Efforts to Reduce Truck Rollovers Prove Successful

The Florida Department of Transportation identified overturned trucks as a serious problem affecting the state’s highways. State officials decided to address these truck accidents in two ways, both focusing on keeping traffic moving in an orderly and safe manner. First, the state attempted to improve safety and reduce the number of rollovers by posting new signs and by committing to new construction where rollovers were commonly occurring, including ramps connecting I-595 to Florida’s Turnpike. Second, the state decided to implement a system of bonuses to towing companies that could clear overturned semis in 90 minutes or less.

The efforts to reduce semi rollovers have been successful to date. In 2005, there were 708 accidents involved truck rollovers. In 2009, that number had been reduced to 296. The bonuses for clearing accidents had slightly reduced the time it took for lanes to be completely cleared. In addition to reducing the truck accidents, themselves, this reduces congestion and makes the roads safer for everyone.

Driver error is the cause of most semi-truck rollovers, but those errors are often due to an absence of information. Drivers who are unfamiliar with the roads on which they drive may not realize that a cloverleaf ramp is particularly tight or that an on-ramp requires two sharp turns in order to merge with traffic. By making the transitions smoother when new construction is done or by posting clear signs indicating safe on-ramp speeds, drivers may make the necessary adjustments to avoid a rollover.

Semi rollovers can cause serious injury or death and often lead to massive congestion which also contributes to personal injury accidents. A reduction in rollovers can save lives and help taxpayers avoid the massive expenses involved in major cleanup of state highways. Any efforts the state can make to improve safety and avoid unnecessary expense should be applauded.

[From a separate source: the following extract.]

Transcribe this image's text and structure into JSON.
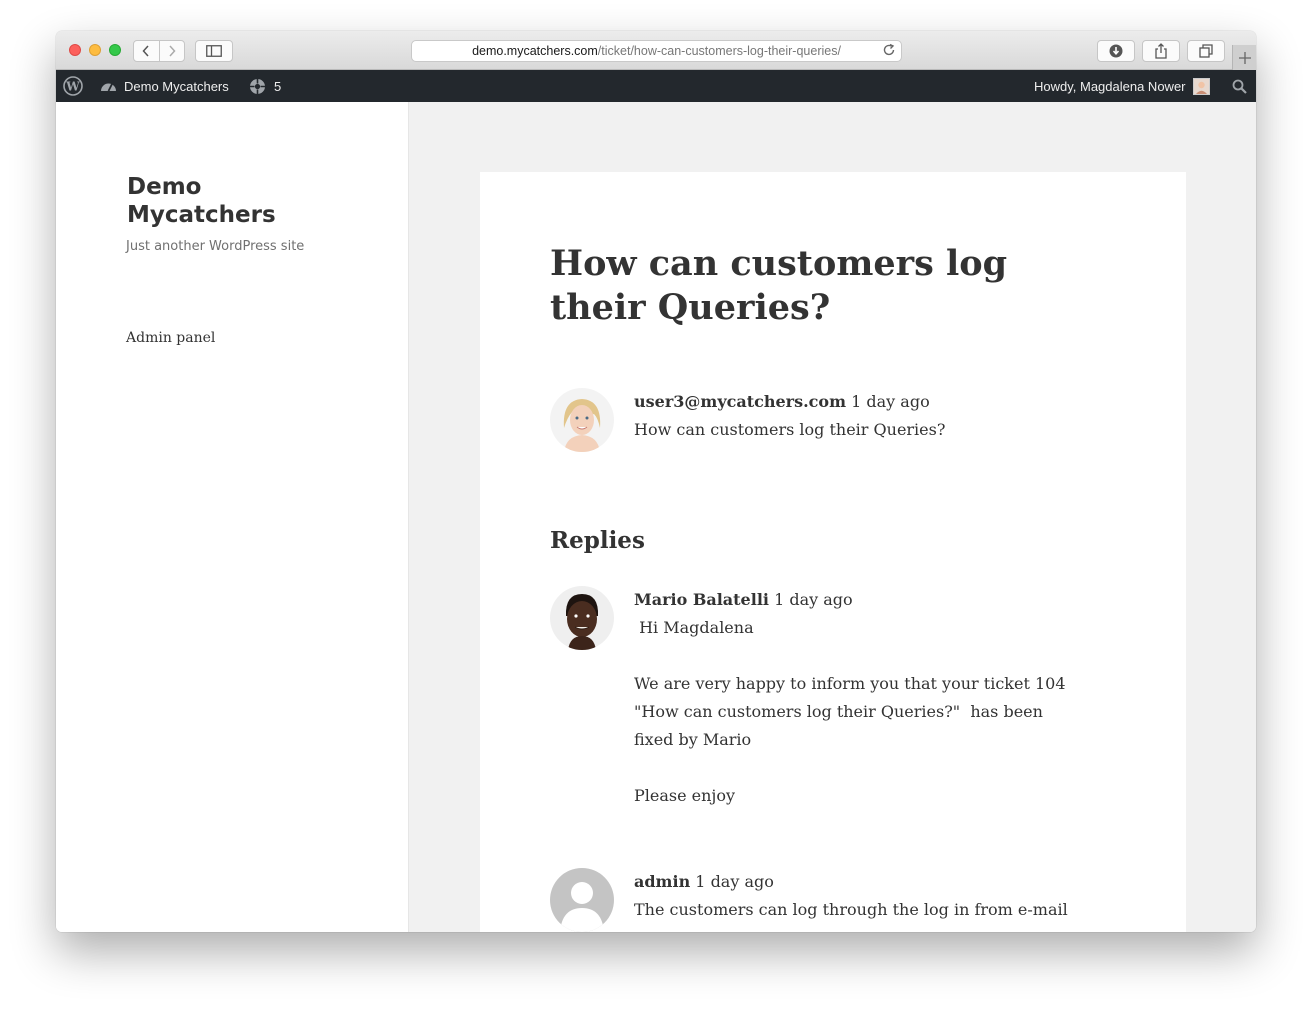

Source: Sun Sentinel, “State works to ease South Florida’s truck rollover hotspots ,” by Michael Turnbell, 15 June 2012